Pentagon leaks confirm US officials knew of more Chinese spy balloons

Why did they not report them to the public?
Loukia Papadopoulos
A representational image of the Chinese balloon
A representational image of the Chinese balloon

Chase Doak/Wikimedia Commons  

New documents that were allegedly leaked by Massachusetts air national guard member Jack Teixeira and first reported by the Washington Post are revealing that U.S. officials knew about up to four Chinese surveillance balloons.

This is three more than the one that flew over the continental U.S. and was shot down in February. Another balloon was spotted over a US carrier strike group located in the Pacific Ocean and was never reported.

Meanwhile, the third balloon crashed into the South China Sea. In addition, more than a week after it had been shut down, authorities still had not identified several sensors and antennas of the continental U.S. balloon. 

It has now been revealed that intelligence officials classify the balloon that was shot down as “Killeen-23‘’.

Teixeira, 21, was arrested on Thursday and charged under the Espionage Act as he is suspected of leaking several classified documents on a Discord chatroom.

The documents he is accused of having illegally shared include verbatim transcripts and classified documents that were photographed and shared.

According to the official documents, the other balloons were called “Bulger-21” and “Accardo-21.” It still is not clear, however, whether these balloons were the same ones that flew over the U.S. carrier group or crashed into the South China Sea.
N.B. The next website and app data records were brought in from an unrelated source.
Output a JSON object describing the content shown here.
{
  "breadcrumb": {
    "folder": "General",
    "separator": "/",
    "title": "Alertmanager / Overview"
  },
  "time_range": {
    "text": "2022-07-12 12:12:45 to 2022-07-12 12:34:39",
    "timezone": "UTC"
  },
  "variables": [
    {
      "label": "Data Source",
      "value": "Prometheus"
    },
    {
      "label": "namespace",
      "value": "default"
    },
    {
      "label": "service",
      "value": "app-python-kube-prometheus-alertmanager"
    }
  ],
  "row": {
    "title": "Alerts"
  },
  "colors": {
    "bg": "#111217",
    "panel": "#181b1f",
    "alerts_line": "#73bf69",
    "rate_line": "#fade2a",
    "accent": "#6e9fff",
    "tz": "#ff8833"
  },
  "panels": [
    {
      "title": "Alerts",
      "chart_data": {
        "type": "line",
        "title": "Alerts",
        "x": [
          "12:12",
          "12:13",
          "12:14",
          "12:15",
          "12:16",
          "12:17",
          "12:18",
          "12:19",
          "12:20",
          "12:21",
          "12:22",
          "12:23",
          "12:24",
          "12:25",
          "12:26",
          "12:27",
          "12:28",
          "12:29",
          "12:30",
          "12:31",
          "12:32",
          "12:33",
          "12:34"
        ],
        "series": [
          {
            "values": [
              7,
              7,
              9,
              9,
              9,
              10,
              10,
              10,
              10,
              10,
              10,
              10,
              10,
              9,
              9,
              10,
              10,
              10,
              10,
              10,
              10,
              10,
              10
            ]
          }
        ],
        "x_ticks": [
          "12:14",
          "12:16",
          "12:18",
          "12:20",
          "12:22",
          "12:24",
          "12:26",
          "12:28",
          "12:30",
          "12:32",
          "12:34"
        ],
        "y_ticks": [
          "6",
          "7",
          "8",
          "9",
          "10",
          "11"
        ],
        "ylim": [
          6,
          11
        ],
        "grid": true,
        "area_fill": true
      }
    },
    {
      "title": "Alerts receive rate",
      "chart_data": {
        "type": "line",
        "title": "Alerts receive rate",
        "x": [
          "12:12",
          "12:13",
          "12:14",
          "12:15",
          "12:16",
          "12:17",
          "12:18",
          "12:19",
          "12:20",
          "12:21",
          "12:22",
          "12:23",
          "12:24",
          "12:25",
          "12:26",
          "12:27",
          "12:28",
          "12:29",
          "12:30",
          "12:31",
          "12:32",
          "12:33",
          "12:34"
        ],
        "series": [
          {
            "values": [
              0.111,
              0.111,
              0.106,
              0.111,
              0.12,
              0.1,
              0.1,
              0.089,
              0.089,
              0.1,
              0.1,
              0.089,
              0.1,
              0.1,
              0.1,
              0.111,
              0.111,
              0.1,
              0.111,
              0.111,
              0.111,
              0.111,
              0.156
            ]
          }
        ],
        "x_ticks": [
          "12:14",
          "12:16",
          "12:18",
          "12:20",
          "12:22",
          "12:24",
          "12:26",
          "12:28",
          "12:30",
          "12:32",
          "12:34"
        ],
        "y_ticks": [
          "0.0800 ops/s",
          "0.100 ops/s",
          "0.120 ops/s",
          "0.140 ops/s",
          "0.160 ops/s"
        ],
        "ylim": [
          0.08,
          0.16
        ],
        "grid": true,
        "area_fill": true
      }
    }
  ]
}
A U.S. intelligence official who remained anonymous reported to the Post that the balloons were named alphabetically after infamous criminals.
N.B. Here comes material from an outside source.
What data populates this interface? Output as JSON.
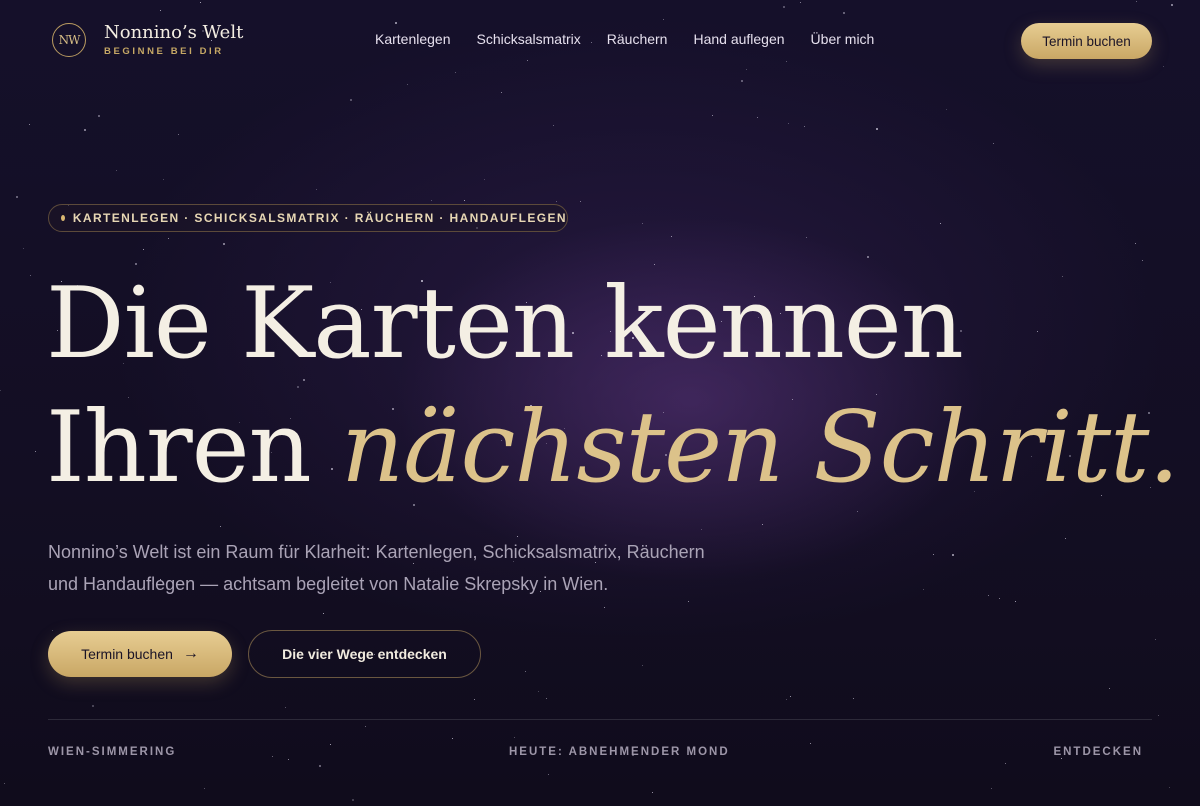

Advanced surveillance technology

The leaks included reports from the National Geospatial-Intelligence Agency (NGA) that indicated that Killeen-23 could generate enough power to operate “any” surveillance technology such as a radar. Meanwhile, Bulger-21 and Accardo-21 boasted advanced surveillance equipment while the latter contained a “foil-lined gimbaled” sensor.

No comments were supplied by the Pentagon and the office of the director of National Intelligence.

The Post further noted that Chinese military researchers have for years written about the advantages of deploying synthetic aperture radar capabilities on “near space” vehicles, quoting an article published in the official newspaper of the Chinese military: the PLA Daily. 

In September 2020, the report explained how airships and balloons could be loaded with radar and photoelectric surveillance equipment to detect targets for strikes.

The Biden administration was heavily attacked by Republicans in February for its slow response to the Chinese surveillance balloon. Politicians argued that it allowed the Chinese government additional time to spy on the nation, putting Americans in danger.